It has surely happened to all of us, so I suppose that’s comforting.
But at the moment your screen goes blank and your work disappears, that’s of little consolation. How did it happen? What combination of keys were mistakenly hit to cause this?
And it makes you wonder, if the power had flickered and then returned the machine would have saved what you had. That’s happened, so it’s got to be there somewhere.
The thought crossed my mind Sunday. Was there hope of recovering more than two hours of writing, enough to fill four screen pages with over 1,500 words?
First, before even searching, there was anger. I was mad at myself for not, as I’ve been told, to name a file after opening a new document. That would have been the thing to do. Yet, I was collecting information I had written earlier on a laptop and sent to myself. Some of it was quotes transcribed from an interview. It was far from complete. I dove into the project and found it frustratingly awkward.
I suppose at that point, I should have stopped, taken a break and maybe even started over. I’d already invested an hour so I just moved on and figured the story would come together.
“Push through it,” were the words my son Ted used when he had a pain in his elbow and continued playing tennis. As it turned out, that wasn’t the thing to do, which he finally realized after visiting a doctor and later undergoing an operation.
I pushed on and finally, after reading and rewriting, I reached a point where the story seemed complete. I deleted my notes from the completed document and with relief was ready to move on.

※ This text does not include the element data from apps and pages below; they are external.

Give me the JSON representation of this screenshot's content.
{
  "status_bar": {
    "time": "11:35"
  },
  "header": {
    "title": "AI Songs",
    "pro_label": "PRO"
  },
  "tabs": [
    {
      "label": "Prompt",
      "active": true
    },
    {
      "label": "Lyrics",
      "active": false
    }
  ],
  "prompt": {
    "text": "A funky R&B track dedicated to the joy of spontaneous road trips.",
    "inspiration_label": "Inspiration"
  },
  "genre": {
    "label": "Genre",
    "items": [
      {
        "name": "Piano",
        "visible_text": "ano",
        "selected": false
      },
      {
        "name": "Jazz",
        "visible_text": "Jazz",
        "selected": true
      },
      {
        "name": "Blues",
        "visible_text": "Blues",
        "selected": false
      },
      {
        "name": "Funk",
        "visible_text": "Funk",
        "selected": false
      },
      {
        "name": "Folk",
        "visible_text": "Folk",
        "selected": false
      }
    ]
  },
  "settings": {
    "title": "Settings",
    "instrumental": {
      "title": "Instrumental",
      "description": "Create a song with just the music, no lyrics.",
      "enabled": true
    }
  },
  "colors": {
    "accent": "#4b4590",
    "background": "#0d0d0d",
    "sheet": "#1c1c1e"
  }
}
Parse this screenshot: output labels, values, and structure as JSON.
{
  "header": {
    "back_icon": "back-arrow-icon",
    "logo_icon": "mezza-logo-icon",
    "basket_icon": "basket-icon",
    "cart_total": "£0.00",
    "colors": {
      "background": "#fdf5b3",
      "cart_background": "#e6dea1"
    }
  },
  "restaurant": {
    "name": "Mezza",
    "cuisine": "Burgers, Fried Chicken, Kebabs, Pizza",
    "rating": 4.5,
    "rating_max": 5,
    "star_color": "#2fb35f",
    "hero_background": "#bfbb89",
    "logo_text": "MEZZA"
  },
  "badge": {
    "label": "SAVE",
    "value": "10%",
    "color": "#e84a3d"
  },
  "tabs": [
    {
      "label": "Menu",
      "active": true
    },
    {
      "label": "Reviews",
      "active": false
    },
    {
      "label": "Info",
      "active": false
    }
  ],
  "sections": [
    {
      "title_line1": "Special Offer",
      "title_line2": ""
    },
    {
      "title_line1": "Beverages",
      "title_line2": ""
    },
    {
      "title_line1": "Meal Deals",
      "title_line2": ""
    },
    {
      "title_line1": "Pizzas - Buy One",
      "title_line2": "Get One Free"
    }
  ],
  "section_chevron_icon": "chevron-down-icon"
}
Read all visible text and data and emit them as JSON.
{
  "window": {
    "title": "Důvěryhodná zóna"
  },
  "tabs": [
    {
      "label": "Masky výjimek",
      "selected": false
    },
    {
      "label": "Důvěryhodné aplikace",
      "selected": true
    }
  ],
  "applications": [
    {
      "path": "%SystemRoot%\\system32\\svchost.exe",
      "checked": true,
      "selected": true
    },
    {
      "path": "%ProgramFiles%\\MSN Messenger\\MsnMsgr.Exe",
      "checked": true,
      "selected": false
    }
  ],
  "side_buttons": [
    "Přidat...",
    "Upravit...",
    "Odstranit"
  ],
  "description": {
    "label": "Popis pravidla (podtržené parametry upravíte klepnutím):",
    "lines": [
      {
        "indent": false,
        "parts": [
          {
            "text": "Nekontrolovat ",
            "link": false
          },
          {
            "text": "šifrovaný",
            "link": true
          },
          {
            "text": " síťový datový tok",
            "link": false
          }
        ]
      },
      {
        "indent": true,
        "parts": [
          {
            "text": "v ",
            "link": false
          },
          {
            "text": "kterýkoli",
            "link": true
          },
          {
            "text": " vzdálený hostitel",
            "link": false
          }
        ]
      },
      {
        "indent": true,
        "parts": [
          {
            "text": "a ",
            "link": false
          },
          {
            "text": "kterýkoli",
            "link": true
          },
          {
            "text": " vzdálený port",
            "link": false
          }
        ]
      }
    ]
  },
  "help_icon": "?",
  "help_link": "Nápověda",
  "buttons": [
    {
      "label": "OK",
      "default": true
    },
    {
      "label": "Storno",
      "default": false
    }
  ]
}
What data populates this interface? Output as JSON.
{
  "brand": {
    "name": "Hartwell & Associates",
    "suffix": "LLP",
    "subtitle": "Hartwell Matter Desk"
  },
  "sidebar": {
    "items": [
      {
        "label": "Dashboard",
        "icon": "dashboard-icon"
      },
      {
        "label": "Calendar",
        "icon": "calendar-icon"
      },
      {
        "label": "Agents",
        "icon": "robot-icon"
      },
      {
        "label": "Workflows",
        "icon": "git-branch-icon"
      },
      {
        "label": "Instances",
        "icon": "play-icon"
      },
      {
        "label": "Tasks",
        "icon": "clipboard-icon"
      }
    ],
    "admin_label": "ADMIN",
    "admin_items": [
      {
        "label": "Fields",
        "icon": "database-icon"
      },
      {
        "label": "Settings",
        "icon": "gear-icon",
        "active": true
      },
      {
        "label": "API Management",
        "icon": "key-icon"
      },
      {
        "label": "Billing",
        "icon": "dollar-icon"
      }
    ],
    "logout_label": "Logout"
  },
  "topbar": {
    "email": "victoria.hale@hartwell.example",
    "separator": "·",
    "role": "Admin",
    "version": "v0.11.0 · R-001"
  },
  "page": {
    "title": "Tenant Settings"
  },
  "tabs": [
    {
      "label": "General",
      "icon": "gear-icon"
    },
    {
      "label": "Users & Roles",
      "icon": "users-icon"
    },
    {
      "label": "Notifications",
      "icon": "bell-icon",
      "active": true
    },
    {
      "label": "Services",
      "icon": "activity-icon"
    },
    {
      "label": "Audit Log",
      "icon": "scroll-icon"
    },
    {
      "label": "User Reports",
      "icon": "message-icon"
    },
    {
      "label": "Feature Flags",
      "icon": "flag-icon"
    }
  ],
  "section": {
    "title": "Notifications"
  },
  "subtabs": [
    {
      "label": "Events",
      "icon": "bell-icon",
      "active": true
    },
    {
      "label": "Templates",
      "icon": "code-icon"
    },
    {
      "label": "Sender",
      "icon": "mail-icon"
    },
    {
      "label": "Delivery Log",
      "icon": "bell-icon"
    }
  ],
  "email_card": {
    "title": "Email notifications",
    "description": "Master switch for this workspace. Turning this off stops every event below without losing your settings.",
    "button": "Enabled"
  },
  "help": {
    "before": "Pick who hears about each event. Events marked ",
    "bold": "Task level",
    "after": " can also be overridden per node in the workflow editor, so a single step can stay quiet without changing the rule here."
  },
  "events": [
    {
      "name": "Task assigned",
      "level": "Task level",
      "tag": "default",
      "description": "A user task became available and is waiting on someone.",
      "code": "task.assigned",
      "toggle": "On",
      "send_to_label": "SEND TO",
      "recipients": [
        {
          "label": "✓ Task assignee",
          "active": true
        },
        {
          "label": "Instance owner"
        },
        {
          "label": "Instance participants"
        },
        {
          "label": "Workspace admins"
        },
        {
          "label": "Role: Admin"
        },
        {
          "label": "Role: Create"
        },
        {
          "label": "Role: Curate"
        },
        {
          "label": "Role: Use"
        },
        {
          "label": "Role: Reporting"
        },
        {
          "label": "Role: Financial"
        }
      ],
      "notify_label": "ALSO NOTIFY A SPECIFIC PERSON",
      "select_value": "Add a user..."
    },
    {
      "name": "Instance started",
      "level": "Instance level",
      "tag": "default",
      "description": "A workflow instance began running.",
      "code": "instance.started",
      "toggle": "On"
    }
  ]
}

I still hadn’t saved anything, but then that hardly seemed necessary. Wasn’t the computer auto saving everything? Isn’t that what the FBI and law enforcements agencies count on when they seize computers? Won’t they find even documents that are purposely deleted?
And then I must have struck just the wrong combination of keys. The screen flashed and in place of my completed story was a bunch of gibberish. It looked to be some form of code. Behind the document were other documents, one I had opened earlier and what I thought was my story.
Then the program queried whether I wanted to save what I had. I sent the gibberish into cyber space and to my horror the program closed. I was back to my desktop.
Even before starting my search. Even before calling our IT expert Dave Faucher on a Sunday afternoon, I had that sinking thought that I had wiped the slate clean. I’m sure others, perhaps Michael Cohen, would have wished for as much, but not me.
My search found nothing.
Maybe it was in the cloud. Dave has a way of checking remotely, which is uncanny but, given the prospect of rewriting the story, was now my only alternative. I got him on the second ring. He walked me through several searches and he recovered an earlier story that I had saved. It wasn’t what I was looking for. He had me file a test and monitored the cloud to see if it came up on his end. It did. Finally, he reached the conclusion I had already come to – my work was gone.
Carol called from the kitchen. Dinner was ready, was I coming down?
I knew what I’d be doing after dinner. And I knew what I’d do first – create a file.